But, if the Presbyterian church, even though it had the legal right to do what it’s doing, disadvantaged itself because neighbors complained—those neighbors would see that. If we gave our neighbors certain assurances about our schedule—about the things we would and wouldn’t do at certain hours and on certain days—they would see that we’re disadvantaging ourselves. That’s a low-level practical thing, but I’ll tell you this: if your neighbors don’t feel like they can talk to you; if they’re sure you’re going to cling to your legal rights no matter how unhappy it makes them, you’re not showing much civic spirit.
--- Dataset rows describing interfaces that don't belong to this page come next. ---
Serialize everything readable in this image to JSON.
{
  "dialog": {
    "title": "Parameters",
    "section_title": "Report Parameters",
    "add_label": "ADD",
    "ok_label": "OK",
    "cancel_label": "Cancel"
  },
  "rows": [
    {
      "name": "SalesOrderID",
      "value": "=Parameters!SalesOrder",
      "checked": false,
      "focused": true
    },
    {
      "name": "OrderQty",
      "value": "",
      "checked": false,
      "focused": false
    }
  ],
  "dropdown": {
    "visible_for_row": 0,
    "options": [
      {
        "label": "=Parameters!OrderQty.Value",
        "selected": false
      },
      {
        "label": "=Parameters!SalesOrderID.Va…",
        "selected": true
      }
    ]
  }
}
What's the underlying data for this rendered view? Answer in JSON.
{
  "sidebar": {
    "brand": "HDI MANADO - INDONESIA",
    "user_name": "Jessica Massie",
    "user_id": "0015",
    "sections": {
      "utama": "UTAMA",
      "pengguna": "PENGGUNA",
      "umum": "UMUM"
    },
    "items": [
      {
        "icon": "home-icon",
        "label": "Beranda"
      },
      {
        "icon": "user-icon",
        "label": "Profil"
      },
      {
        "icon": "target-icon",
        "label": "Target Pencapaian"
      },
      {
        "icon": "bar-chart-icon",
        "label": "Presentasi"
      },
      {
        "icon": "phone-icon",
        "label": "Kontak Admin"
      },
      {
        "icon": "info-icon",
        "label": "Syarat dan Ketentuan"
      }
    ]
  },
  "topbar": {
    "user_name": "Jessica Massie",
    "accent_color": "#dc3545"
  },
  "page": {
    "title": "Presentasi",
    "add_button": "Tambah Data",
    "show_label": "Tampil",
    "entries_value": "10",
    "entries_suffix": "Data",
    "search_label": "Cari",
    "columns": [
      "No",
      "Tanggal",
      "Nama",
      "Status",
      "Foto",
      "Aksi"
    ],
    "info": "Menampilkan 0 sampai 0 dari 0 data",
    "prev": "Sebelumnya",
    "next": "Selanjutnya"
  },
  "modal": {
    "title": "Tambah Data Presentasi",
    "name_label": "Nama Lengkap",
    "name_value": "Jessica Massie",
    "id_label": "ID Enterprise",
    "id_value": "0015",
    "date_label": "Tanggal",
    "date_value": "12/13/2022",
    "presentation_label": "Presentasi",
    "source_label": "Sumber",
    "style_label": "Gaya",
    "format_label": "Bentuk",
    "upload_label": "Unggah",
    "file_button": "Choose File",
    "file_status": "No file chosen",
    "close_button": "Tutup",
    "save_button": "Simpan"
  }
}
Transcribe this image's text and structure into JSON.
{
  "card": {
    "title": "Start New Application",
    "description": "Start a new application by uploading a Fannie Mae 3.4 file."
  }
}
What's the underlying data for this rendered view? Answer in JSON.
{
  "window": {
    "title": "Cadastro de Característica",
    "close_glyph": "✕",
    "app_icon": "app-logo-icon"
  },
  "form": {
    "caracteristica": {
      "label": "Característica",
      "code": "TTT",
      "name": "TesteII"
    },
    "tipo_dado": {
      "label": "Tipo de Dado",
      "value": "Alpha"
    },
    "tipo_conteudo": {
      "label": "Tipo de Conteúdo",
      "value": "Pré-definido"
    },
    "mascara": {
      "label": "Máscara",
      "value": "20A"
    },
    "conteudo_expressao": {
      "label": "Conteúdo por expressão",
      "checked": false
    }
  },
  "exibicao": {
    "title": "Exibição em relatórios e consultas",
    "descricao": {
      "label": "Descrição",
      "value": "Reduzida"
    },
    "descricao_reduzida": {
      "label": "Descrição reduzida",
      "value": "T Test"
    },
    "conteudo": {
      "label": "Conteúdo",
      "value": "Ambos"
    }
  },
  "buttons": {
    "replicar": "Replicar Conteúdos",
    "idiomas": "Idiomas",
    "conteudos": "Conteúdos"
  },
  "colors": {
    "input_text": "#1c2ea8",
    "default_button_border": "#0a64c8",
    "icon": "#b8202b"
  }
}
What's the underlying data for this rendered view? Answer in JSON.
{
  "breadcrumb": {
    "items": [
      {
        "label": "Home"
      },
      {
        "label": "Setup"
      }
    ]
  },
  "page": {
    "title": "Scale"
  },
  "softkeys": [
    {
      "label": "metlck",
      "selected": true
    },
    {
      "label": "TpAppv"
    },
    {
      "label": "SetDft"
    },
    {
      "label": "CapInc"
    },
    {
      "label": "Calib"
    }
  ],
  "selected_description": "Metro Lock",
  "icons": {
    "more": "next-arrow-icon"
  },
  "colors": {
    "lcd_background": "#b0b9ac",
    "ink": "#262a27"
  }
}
It’s interesting to me, and instructive, that the Jews here are so civic-minded. They’re at every community board meeting, they vote, they’re involved in the neighborhood associations. And it’s clear that it comes from their culture and their theology. Too often, evangelical Christians and Presbyterians are not perceived that way. Instead, we’re perceived as being tribal.

Timothy Keller was born and raised in Pennsylvania and educated at Bucknell University, Gordon-Conwell Theological Seminary, and Westminster Theological Seminary. He served as a pastor in Virginia for nine years, and in 1989 he started Redeemer Presbyterian Church in Manhattan with his wife and their three sons. Keller is the New York Times bestselling author of The Reason for God. He has also authored Ministries of Mercy, The Prodigal God, and Counterfeit Gods.

Richard Doster is the editor of byFaith. He's also the author of two novels, Safe at Home and Crossing the Lines, both published by David C. Cook publishers.

This article originally appeared at byFaithOnline. Used with permission.

Publication date: June 14, 2011